- _TASK DESCRIPTION_: Only the lines holding the word "Reputation" are wanted; copy each of them from the listing.

- _EXERCISE DATA_:
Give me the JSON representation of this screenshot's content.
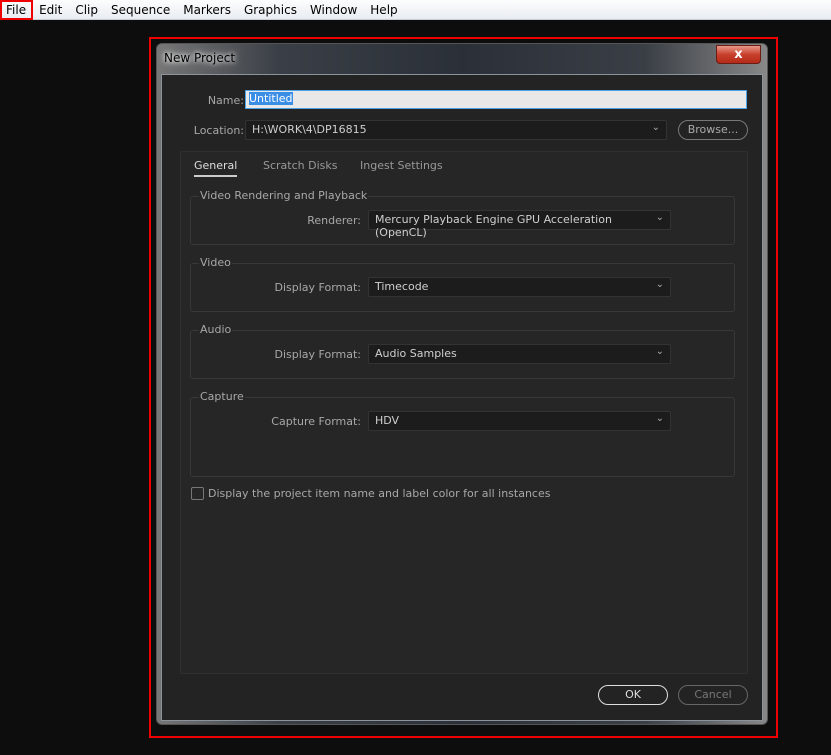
{
  "menu": [
    "File",
    "Edit",
    "Clip",
    "Sequence",
    "Markers",
    "Graphics",
    "Window",
    "Help"
  ],
  "dialog": {
    "title": "New Project",
    "close": "x",
    "name_label": "Name:",
    "name_value": "Untitled",
    "location_label": "Location:",
    "location_value": "H:\\WORK\\4\\DP16815",
    "browse": "Browse...",
    "tabs": [
      "General",
      "Scratch Disks",
      "Ingest Settings"
    ],
    "groups": {
      "rendering": {
        "title": "Video Rendering and Playback",
        "label": "Renderer:",
        "value": "Mercury Playback Engine GPU Acceleration (OpenCL)"
      },
      "video": {
        "title": "Video",
        "label": "Display Format:",
        "value": "Timecode"
      },
      "audio": {
        "title": "Audio",
        "label": "Display Format:",
        "value": "Audio Samples"
      },
      "capture": {
        "title": "Capture",
        "label": "Capture Format:",
        "value": "HDV"
      }
    },
    "checkbox": "Display the project item name and label color for all instances",
    "ok": "OK",
    "cancel": "Cancel"
  }
}
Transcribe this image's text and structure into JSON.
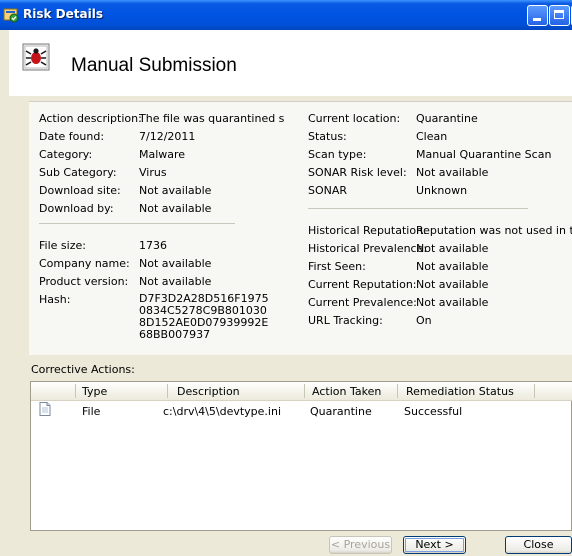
{
  "window": {
    "title": "Risk Details"
  },
  "header": {
    "title": "Manual Submission"
  },
  "details": {
    "left": [
      {
        "label": "Action description:",
        "value": "The file was quarantined successfully"
      },
      {
        "label": "Date found:",
        "value": "7/12/2011"
      },
      {
        "label": "Category:",
        "value": "Malware"
      },
      {
        "label": "Sub Category:",
        "value": "Virus"
      },
      {
        "label": "Download site:",
        "value": "Not available"
      },
      {
        "label": "Download by:",
        "value": "Not available"
      }
    ],
    "left2": [
      {
        "label": "File size:",
        "value": "1736"
      },
      {
        "label": "Company name:",
        "value": "Not available"
      },
      {
        "label": "Product version:",
        "value": "Not available"
      }
    ],
    "hash": {
      "label": "Hash:",
      "value": "D7F3D2A28D516F19750834C5278C9B8010308D152AE0D07939992E68BB007937"
    },
    "right": [
      {
        "label": "Current location:",
        "value": "Quarantine"
      },
      {
        "label": "Status:",
        "value": "Clean"
      },
      {
        "label": "Scan type:",
        "value": "Manual Quarantine Scan"
      },
      {
        "label": "SONAR Risk level:",
        "value": "Not available"
      },
      {
        "label": "SONAR",
        "value": "Unknown"
      }
    ],
    "right2": [
      {
        "label": "Historical Reputation:",
        "value": "Reputation was not used in this detection"
      },
      {
        "label": "Historical Prevalence:",
        "value": "Not available"
      },
      {
        "label": "First Seen:",
        "value": "Not available"
      },
      {
        "label": "Current Reputation:",
        "value": "Not available"
      },
      {
        "label": "Current Prevalence:",
        "value": "Not available"
      },
      {
        "label": "URL Tracking:",
        "value": "On"
      }
    ]
  },
  "corrective": {
    "label": "Corrective Actions:",
    "columns": [
      "Type",
      "Description",
      "Action Taken",
      "Remediation Status"
    ],
    "rows": [
      {
        "type": "File",
        "description": "c:\\drv\\4\\5\\devtype.ini",
        "action": "Quarantine",
        "status": "Successful"
      }
    ]
  },
  "buttons": {
    "previous": "< Previous",
    "next": "Next >",
    "close": "Close"
  }
}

- _REPLY TO THE TASK_:
        "label": "Historical Reputation:",
        "value": "Reputation was not used in this detection"
        "label": "Current Reputation:",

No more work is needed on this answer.